Using a No-Code Data Replication Tool to Replicate Data from Amazon RDS to Amazon Aurora
For scenarios where you need to migrate data from sources that might not be compatible with AWS, you can opt for a no-code data replication tool.
You can streamline the Amazon RDS MySQL Amazon Aurora MySQL integration process by opting for an automated tool to:
- Focus on pressing engineering goals and free up the resources needed for them.
- Save time spent on data preparation thanks to a user-friendly UI.
- Enable business teams to quickly create accurate reports with no-code data replication tools.
- Access to near real-time data without sacrificing accuracy or consistency.
- Consolidate analytics-ready data for performance measurement and opportunity exploration.
Let’s take a look at the simplicity a cloud-based ELT tool like Hevo provides to your workflow:
Step 1: Configure Amazon RDS MySQL as a Source
Step 2: Configure Amazon Aurora MySQL as a Destination
And that’s it! Based on your inputs, Hevo will start replicating data from Amazon RDS MySQL to Amazon Aurora MySQL.
Note: Your Hevo pipeline can replicate up to 4090 columns for every table.
Suppose you’d like to dive deeper into how your pipelines are configured for this use case. In that case, you can read the official documentation for configuring Amazon RDS MySQL as a source and Amazon Aurora MySQL as a destination.
However, Amazon Aurora MySQL is not a recommended destination for your production pipelines. It might run into the following issues:
- Slow handling of the high frequency of inserts in the database.
- Issues in handling large query traffic for analytical workloads.
- Need for frequent and regular maintenance.
What can you hope to achieve by replicating data from Amazon RDS to Amazon Aurora?
Through Amazon RDS to Amazon Aurora integration, you’ll be able to help your business stakeholders with the following:
- Aggregate the data of individual interaction of the product for any event.
- Finding the customer journey within the product (website/application).
- Integrating transactional data from different functional groups (Sales, marketing, product, Human Resources) and finding answers. For example:
- Which Development features were responsible for an App Outage in a given duration?
- Which product categories on your website were most profitable?
- How does the Failure Rate in individual assembly units affect Inventory Turnover?
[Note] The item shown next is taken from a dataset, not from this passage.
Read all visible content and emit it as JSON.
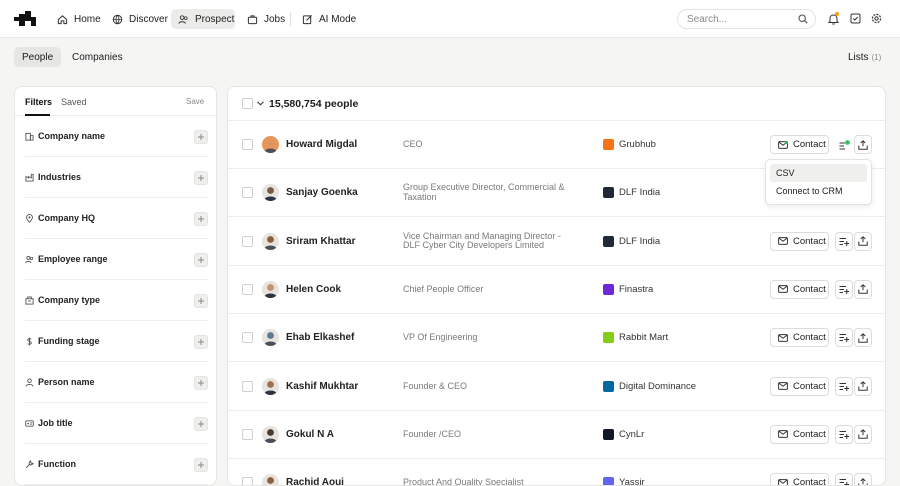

In this article, we’ve talked about two ways that you can use to replicate data from Amazon RDS to Amazon Aurora MySQL: via Aurora read replicas and through a no-code data replication tool, Hevo.
Hevo allows you to replicate data in near real-time from 150+ sources like Amazon RDS MySQL to the destination of your choice including Amazon Aurora MySQL, BigQuery, Snowflake, Redshift, Databricks, and Firebolt, without writing a single line of code. We’d suggest you use this data replication tool for real-time demands that require you to pull data from SaaS sources. This’ll free up your engineering bandwidth, allowing you to focus on more productive tasks.
For rare times things go wrong, Hevo ensures zero data loss. To find the root cause of an issue, Hevo also lets you monitor your workflow so that you can address the issue before it derails the entire workflow. Add 24*7 customer support to the list, and you get a reliable tool that puts you at the wheel with greater visibility.
If you don’t want SaaS tools with unclear pricing that burn a hole in your pocket, opt for a tool that offers a simple, transparent pricing model. Hevo has 3 usage-based pricing plans starting with a free tier, where you can ingest up to 1 million records.
Schedule a demo to see if Hevo would be a good fit for you, today!